Cereal milk ice cream shouldn’t taste eggy, so we don’t put eggs in it. We outsmart the traditional approach to making ice cream, which includes tempering eggs and making an egg-milk mixture, called an anglaise, that thickens as it heats, by using gelatin as an ice-cream stabilizer. It thickens the ice cream, gives it great body and mouthfeel free of crystallization, and keeps it from melting too quickly when you are scooping a sundae or from freezing too hard once stored in the freezer overnight.
Wait to spin your ice cream until you are ready to serve it. There is nothing quite like freshly spun–frozen–ice cream. It’s the perfect temperature and consistency right out of the ice cream maker. It’s easy to scoop and it melts in your mouth just right. In the restaurant industry, when you work in joints that give a damn, you spin the ice creams fresh daily and melt down any leftover ice cream in the fridge each night to spin the next day. Apply the same philosophy in your kitchen. Freshly spun ice cream will make you and your friends and family ice-cream snobs in all the right ways.
Scoop the ice cream into your favorite pie crust, sandwich it between your favorite cookies, scoop it into a bowl and decorate with your favorite breakfast cereal and jam or jelly, or blend it into a milkshake (cereal milk blended with cereal milk ice cream will change your life).–Christina Tosi
LC Bloomin’ Onion, Er, Blooming Gelatin Note
There are no eggs in this ice cream. Nope. None At all. Pastry chef Christina Tosi instead relies on gelatin, as explained above. But in order to incorporate gelatin seamlessly into a mixture, Tosi explains, it must first be softened, or “bloomed.” Once it is bloomed, in order to incorporate either kind of gelatin (sheet or powdered) into a mixture, you need to dissolve the gelatin in hot, but not boiling, liquid—usually a bit of whatever it will be mixed into. If the gelatin gets too hot, it will lose its strength and you will have to start over again.
Cereal Milk Ice Cream
- Quick Glance
- Quick Glance
- 15 M
- 15 M
- Makes not quite 1 quart
Special Equipment: Ice cream maker
IngredientsEmail Grocery List
If using powdered gelatin, sprinkle it evenly over a scant 2 tablespoons cold water in a cup. If you pour the powdered gelatin into a pile on top of the water, the granules in the center will remain hard and will not bloom. If you use too much water to bloom the gelatin, it will dilute the flavor of the recipe and its consistency will be looser than intended. Allow the granules to soften entirely in the cold water for 3 to 5 minutes.
Recipe Testers Reviews
Oh my, this ice cream was fantastic! It had a buttery, sweet flavor that was pure delight. The texture was smooth and creamy. You can almost feel the crunch, yet it does not taste like cereal. We ate ours right out of the ice cream maker. Since you can make the cereal milk in advance, this ice cream comes together in a snap. It’s the kind of dessert that will really impress your friends.
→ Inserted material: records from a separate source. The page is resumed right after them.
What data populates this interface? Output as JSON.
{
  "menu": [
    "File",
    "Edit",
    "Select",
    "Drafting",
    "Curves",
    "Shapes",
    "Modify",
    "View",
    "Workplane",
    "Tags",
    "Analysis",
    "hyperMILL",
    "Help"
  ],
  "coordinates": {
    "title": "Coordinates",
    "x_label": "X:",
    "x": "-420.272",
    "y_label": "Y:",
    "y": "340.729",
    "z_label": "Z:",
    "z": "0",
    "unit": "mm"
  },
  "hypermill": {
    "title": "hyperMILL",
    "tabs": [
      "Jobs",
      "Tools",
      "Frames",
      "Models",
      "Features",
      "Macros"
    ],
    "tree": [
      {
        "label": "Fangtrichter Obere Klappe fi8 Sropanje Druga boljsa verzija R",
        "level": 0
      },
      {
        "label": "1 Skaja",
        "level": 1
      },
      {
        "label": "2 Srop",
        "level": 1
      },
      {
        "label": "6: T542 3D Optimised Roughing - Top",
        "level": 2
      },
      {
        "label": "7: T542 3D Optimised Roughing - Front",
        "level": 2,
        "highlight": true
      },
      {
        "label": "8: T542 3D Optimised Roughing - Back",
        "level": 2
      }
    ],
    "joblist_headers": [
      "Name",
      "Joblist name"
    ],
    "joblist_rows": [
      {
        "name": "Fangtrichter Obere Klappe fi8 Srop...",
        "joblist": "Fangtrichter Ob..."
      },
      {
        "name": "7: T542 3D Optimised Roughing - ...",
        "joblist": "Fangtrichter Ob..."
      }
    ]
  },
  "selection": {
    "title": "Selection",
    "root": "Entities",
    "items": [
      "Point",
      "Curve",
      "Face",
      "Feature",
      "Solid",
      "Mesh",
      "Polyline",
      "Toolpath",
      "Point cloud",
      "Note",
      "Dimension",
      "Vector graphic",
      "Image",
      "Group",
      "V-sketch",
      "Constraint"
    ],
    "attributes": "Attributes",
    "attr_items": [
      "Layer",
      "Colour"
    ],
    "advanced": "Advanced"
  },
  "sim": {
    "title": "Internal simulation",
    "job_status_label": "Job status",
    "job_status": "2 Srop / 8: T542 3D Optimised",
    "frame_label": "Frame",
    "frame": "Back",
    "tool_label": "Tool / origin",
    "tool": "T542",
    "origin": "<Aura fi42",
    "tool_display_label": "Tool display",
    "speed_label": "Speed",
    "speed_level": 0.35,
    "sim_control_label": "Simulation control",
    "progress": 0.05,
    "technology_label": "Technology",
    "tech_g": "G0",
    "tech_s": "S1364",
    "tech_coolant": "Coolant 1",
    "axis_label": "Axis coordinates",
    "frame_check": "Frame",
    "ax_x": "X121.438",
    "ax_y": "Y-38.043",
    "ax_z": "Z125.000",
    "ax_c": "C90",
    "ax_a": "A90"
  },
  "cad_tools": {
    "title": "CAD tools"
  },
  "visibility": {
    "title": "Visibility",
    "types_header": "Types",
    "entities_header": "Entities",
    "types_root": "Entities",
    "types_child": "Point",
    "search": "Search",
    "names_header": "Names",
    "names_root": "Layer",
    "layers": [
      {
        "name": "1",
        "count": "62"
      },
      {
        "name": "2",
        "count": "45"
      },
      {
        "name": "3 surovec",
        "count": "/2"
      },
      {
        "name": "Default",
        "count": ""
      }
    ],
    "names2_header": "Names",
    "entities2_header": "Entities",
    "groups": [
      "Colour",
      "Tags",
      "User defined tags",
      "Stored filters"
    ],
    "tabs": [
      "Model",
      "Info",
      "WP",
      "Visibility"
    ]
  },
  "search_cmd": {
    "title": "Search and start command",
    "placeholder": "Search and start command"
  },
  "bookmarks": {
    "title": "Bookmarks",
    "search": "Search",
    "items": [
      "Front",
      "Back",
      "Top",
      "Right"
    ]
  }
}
We loved it.
This is a very interesting technique for making ice cream without eggs. The only caveat is that it all depends on the cereal milk, which you have to make first. What I liked: the flavor was really interesting. What I didn’t like: I think it’s a little involved. I did make the corn syrup mixture as indicated and the ice cream was very smooth.